World

June 13, 2012

U.S. forces will retain self-defense capability in Afghanistan

by Jim Garamone
American Forces Press Service

U.S. military leaders will take extra steps to ensure innocent Afghan civilians are not killed or hurt in combat operations, but U.S. forces will retain the means of self-defense, Pentagon officials said June 12.

Following a meeting with Afghan President Hamid Karzai, Marine Corps Gen. John R. Allen, the commander of U.S and NATO forces in Afghanistan, issued an order saying there would be no bombing of civilian homes except in cases of self-defense.

There have been a few instances of NATO aircraft bombing targets and causing the deaths of innocent civilians. “The number of events directed against civilian compounds is a very small percentage of events in which air-delivered munitions are used,” Pentagon Press Secretary George Little said. “We do retain the right of self-defense in Afghanistan for force protection reasons. That’s an inherent right, and we will retain that right.”

At their regularly scheduled news conference, Little and Pentagon spokesman Navy Capt. John Kirby emphasized that NATO forces and Afghan leaders have agreed to limits on close-air support in the country. Coalition officials take seriously the prospect of civilian casualties, they said, and try to limit those to the extent possible.

“Our track record in Afghanistan is very good on this point,” Little said.

“Let me make it clear, that when it comes to civilian casualties in Afghanistan, we care about trying to avoid them,” he added. “Our enemies don’t.”

The Taliban and their terrorist allies intentionally inflict harm upon the civilian populations inside Afghanistan, Little said.

“They are responsible for the large majority of civilian casualties that occur in that country,” he said.




All of this week's top headlines to your email every Friday.


 
 

 

Headlines November 24, 2014

News: Hagel said to be stepping down as defense chief under pressure - Defense Secretary Chuck Hagel is stepping down under pressure, the first cabinet-level casualty of President Obama’s Democratic majority in the Senate and a beleaguered national security team that has struggled to stay ahead of an onslaught of global crises. Afghan mission for U.S....
 
 

News Briefs November 24, 2014
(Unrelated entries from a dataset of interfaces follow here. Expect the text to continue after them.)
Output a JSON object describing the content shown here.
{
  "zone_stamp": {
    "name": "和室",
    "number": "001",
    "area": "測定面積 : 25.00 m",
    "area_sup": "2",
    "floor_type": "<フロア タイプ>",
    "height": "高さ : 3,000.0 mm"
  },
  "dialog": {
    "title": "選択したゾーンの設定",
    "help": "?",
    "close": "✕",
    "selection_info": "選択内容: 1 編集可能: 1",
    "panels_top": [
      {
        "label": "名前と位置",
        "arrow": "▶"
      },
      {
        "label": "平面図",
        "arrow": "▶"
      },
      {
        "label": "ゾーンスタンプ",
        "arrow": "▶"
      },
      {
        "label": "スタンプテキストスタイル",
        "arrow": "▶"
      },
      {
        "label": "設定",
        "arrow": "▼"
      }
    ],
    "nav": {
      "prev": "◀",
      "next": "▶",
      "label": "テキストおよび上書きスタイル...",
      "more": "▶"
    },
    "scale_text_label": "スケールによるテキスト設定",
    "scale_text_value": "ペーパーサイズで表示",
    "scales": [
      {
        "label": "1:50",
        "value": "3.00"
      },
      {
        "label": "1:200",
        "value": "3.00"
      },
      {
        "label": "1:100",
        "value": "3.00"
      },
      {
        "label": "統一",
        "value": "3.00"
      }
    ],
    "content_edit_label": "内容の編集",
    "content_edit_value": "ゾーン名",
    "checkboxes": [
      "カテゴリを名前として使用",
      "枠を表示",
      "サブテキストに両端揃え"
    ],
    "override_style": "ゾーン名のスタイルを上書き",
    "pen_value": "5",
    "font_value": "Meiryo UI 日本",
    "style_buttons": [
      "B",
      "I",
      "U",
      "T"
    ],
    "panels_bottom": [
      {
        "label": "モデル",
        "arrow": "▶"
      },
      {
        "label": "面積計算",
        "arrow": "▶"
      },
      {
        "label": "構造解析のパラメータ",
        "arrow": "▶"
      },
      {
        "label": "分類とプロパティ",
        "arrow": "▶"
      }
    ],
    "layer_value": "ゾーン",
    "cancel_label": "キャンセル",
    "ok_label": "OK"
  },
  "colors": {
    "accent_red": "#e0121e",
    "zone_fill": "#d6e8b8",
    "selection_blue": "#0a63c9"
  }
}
Fog forces five U.S. choppers to land in Polish field Officials say that that fog forced five U.S. Army helicopters to make an emergency landing in a Polish field and spend the night there, the second such incident since September. The U.S. Army said 15 soldiers were moving equipment to their base in Germany Nov....
 
 
Air Force photograph by Samuel King Jr.

Navy’s first F-35C squadron surpasses 1,000 flight hours
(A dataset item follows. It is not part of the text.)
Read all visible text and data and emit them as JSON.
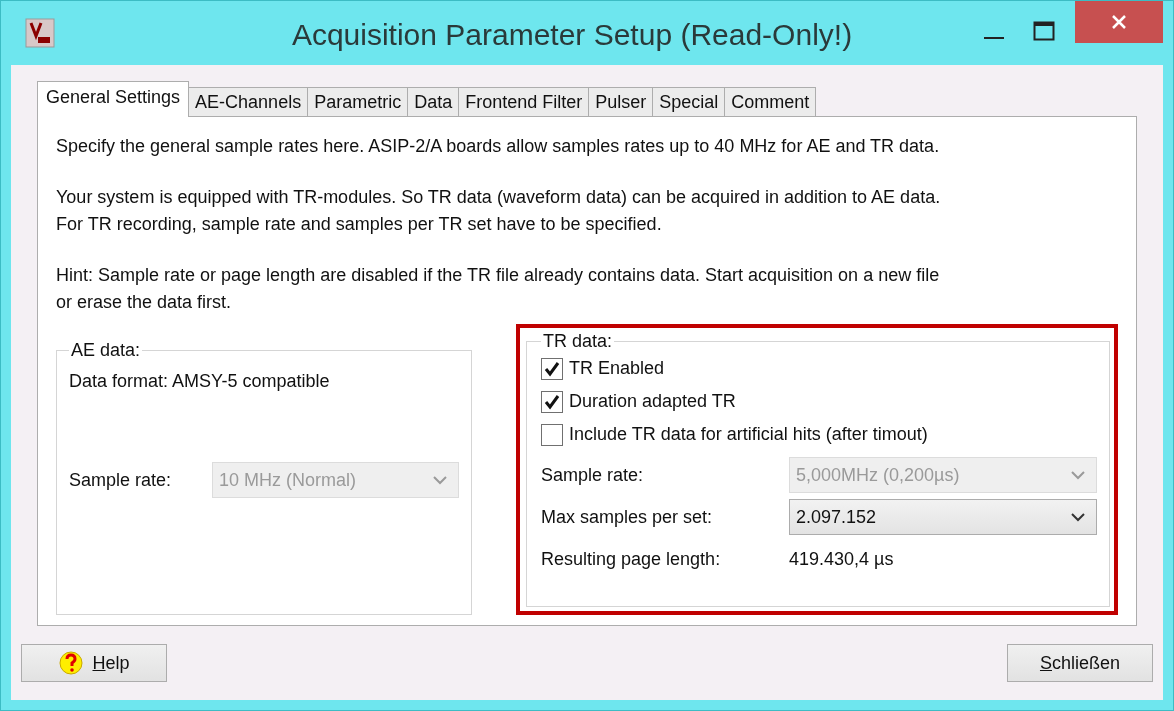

Air Force photograph by Samuel King Jr. An F-35C Lightning II aircraft piloted by Lt. Cmdr. Chris Tabert, assigned to Strike Fighter Squadron (VFA) 101, flies the squadron’s first local sortie. The F-35C is the carrier va...
 

 
boeing-SC-787

Boeing South Carolina begins final assembly of its first 787-9 Dreamliner

Boeing has started final assembly of the 787-9 Dreamliner at its South Carolina facility. The team began joining large fuselage sections of the newest 787 Nov. 22 on schedule, a proud milestone for the South Carolina team and a...
 
 
Lockheed Martin image

Ball Aerospace equips Orion mission with key avionics, antenna hardware

Lockheed Martin image Ball Aerospace & Technologies Corp. is providing the phased array antennas and flight test cameras to prime contractor Lockheed Martin for Orion’s Exploration Flight Test-1 (EFT-1), which is an u...
 
 

Salina, Kansas, recalls anniversary of shuttered base

It has been 50 years this month since the announcement that Schilling Air Force Base was closing rattled Salina residents. The Salina Journal, which carried news of the closure in its Nov. 19, 1964, editions, reported that the economic disaster then spared no part of the community – real estate, retail, civic involvement, church attendance,...
 




0 Comments


Be the first to comment!


Leave a Reply

Your email address will not be published. Required fields are marked *

You may use these HTML tags and attributes: <a href="" title=""> <abbr title=""> <acronym title=""> <b> <blockquote cite=""> <cite> <code> <del datetime=""> <em> <i> <q cite=""> <strike> <strong>